CIOs, in turn, have been forced to take Web 2.0 seriously, if only to ensure that their organizations use such tools in a safe, secure and reliable fashion, notes Ray Wang, a principal analyst at Cambridge, Mass.-based Forrester Research Inc.
A Forrester report, "Top Enterprise Web 2.0 Predictions for 2008," predicts that by year's end, deployment of Web 2.0 tools will be a top priority for the majority of enterprises. For example, RSS "publish and subscribe" architectures grew in 2007 as a means for companies to make internal content, such as blog postings and customer relationship management data, easily accessible to internal employees and key partner organizations. While only 9% of enterprise IT respondents to a recent Forrester survey expected to consider using RSS this year, the consultancy predicts that number will be close to 20% by year's end.
Forward-thinking CIOs are evaluating the potential benefits of Web 2.0 tools for their own IT organizations -- and even for themselves, as a means of sharing information and best practices for key IT projects.

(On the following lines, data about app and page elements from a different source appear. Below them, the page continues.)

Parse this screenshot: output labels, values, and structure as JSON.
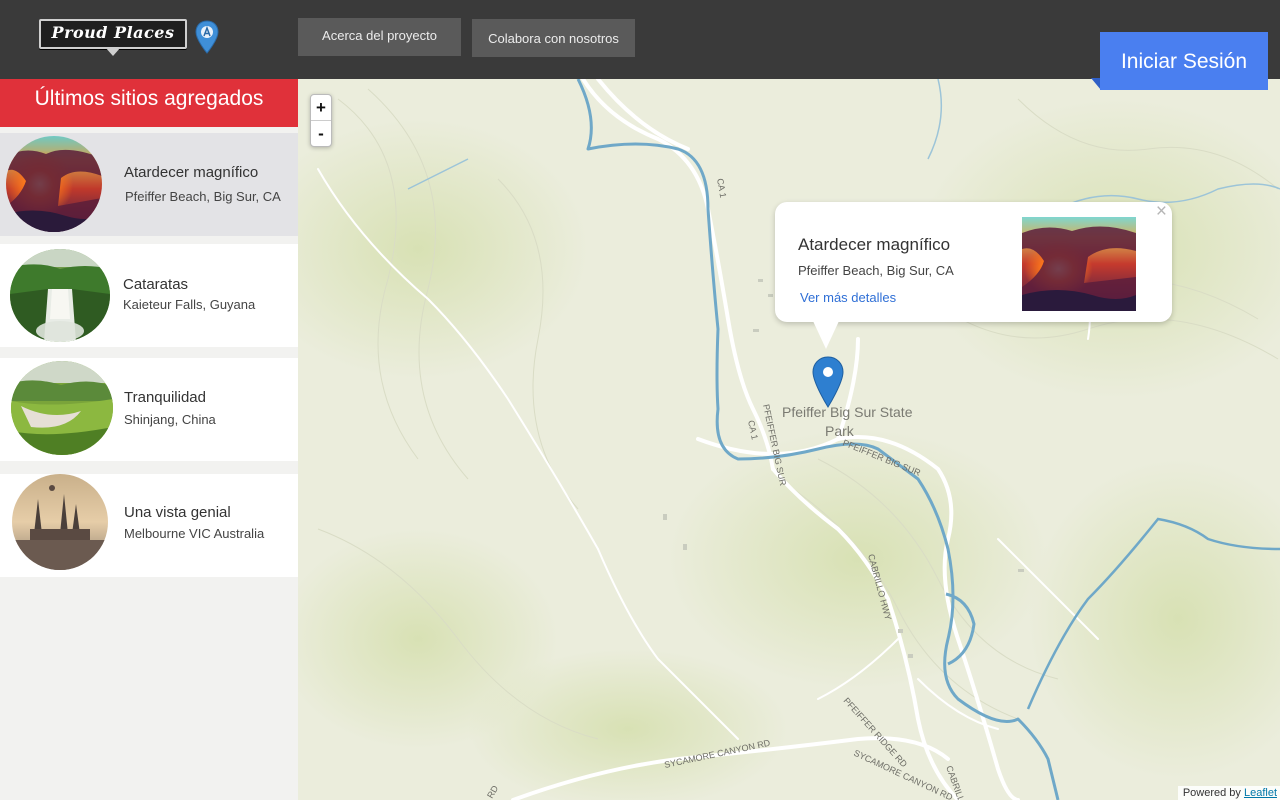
{
  "header": {
    "logo_text": "Proud Places",
    "nav": {
      "about_label": "Acerca del proyecto",
      "collab_label": "Colabora con nosotros"
    },
    "login_label": "Iniciar Sesión"
  },
  "sidebar": {
    "title": "Últimos sitios agregados",
    "items": [
      {
        "name": "Atardecer magnífico",
        "place": "Pfeiffer Beach, Big Sur, CA",
        "selected": true
      },
      {
        "name": "Cataratas",
        "place": "Kaieteur Falls, Guyana",
        "selected": false
      },
      {
        "name": "Tranquilidad",
        "place": "Shinjang, China",
        "selected": false
      },
      {
        "name": "Una vista genial",
        "place": "Melbourne VIC Australia",
        "selected": false
      }
    ]
  },
  "map": {
    "zoom_in": "+",
    "zoom_out": "-",
    "labels": {
      "park_line1": "Pfeiffer Big Sur State",
      "park_line2": "Park",
      "ca1_north": "CA 1",
      "ca1_south": "CA 1",
      "pfeiffer_big_sur_a": "PFEIFFER BIG SUR",
      "pfeiffer_big_sur_b": "PFEIFFER BIG SUR",
      "cabrillo_hwy": "CABRILLO HWY",
      "cabrillo_short": "CABRILL",
      "pfeiffer_ridge": "PFEIFFER RIDGE RD",
      "sycamore_a": "SYCAMORE CANYON RD",
      "sycamore_b": "SYCAMORE CANYON RD",
      "rd_corner": "RD"
    },
    "popup": {
      "title": "Atardecer magnífico",
      "place": "Pfeiffer Beach, Big Sur, CA",
      "link": "Ver más detalles",
      "close": "×"
    },
    "attribution_prefix": "Powered by",
    "attribution_link": "Leaflet"
  },
  "colors": {
    "topbar": "#3a3a3a",
    "nav_button": "#5a5a5a",
    "login_button": "#4a7ff0",
    "sidebar_title": "#e0313a",
    "selected_item": "#e3e3e6",
    "map_base": "#ebeddc",
    "river": "#6fa8c8",
    "marker": "#2e7fd0",
    "link": "#2f6fd6"
  },
  "icons": {
    "logo_pin": "map-pin-icon",
    "marker": "map-marker-icon",
    "close": "close-icon"
  }
}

André Mendes is one such CIO. His organization, Special Olympics, hosts sporting events worldwide for more than 2.5 million athletes with special needs. It has 250 paid staff members and more than 100,000 volunteers. About a year ago, Mendes was approached by Michael Grove, founder of CollabWorks Inc. in Redwood City, Calif. "His basic premise was that CIOs very often solve the same problems over and over again in our own little silos," Mendes said. "We end up paying consultants for knowledge which, once identified and catalogued, can be shared, saving everyone money and aggravation."
About two months ago, he signed Special Olympics up as a full member of CollabWorks' Enterprise Network. The first project for which he is seeing the collaborative help of other CIO members: updating the organization's security infrastructure. CollabWorks provides a Web-based collaborative infrastructure that enables members to share intellectual property and actively collaborate on specific projects. A member portal, built by Central Desktop Inc., provides discussion boards, document sharing capabilities, collaborative workspaces and a knowledge base. Mendes said he sees great potential value in this concept. "Through the portal, you can interact and share information with people who are recognized for innovation, leadership and understanding," he said. "You're leveraging economies of scale over a body of CIOs. At the end of the day, would I rather pay $100,000 to a consultant, or $5,000 to get access to a huge body of knowledge?"